»»

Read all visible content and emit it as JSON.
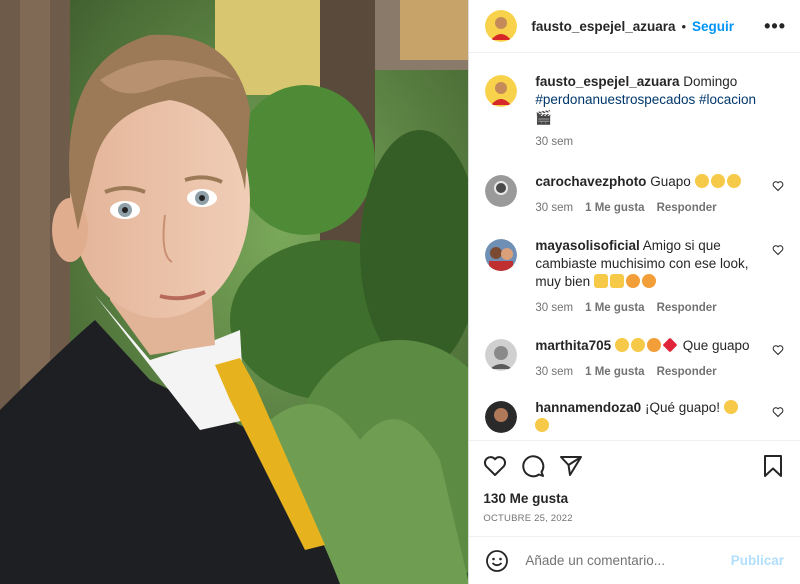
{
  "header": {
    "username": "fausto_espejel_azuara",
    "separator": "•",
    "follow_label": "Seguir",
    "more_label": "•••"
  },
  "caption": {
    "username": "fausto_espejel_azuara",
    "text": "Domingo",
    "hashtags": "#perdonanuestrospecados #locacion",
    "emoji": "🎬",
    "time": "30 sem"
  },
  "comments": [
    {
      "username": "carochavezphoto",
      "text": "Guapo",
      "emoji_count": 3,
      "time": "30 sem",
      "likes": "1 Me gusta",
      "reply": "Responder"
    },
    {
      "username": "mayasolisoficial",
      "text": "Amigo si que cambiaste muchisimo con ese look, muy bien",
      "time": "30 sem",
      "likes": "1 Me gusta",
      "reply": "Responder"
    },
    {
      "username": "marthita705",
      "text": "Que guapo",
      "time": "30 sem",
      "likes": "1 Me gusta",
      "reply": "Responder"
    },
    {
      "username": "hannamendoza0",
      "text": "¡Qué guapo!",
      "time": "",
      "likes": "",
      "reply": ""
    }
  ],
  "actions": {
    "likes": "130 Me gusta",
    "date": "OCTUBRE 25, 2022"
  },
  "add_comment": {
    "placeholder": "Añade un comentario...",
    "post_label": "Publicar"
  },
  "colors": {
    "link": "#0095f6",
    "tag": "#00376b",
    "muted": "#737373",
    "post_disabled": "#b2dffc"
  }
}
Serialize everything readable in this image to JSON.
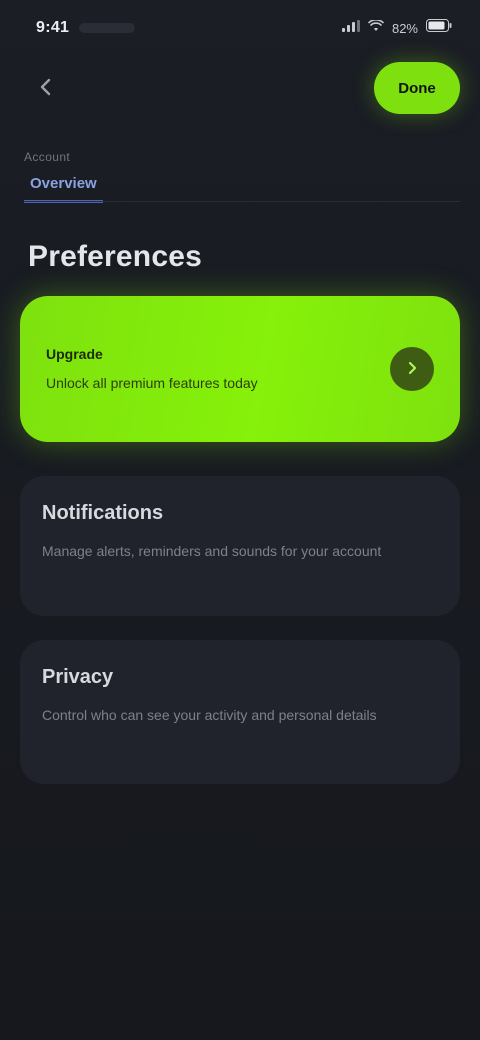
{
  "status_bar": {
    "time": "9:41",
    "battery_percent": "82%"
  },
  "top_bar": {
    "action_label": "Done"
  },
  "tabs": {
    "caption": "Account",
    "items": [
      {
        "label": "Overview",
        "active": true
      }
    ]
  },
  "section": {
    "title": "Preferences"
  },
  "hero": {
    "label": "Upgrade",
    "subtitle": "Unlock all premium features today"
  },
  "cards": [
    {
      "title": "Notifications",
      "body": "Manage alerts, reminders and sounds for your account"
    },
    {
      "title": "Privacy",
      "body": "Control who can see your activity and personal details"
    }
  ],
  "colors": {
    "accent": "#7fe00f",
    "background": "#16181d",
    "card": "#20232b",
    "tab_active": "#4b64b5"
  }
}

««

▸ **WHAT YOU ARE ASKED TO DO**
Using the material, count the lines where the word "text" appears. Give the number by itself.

▸ **EXPECTED ANSWER**
5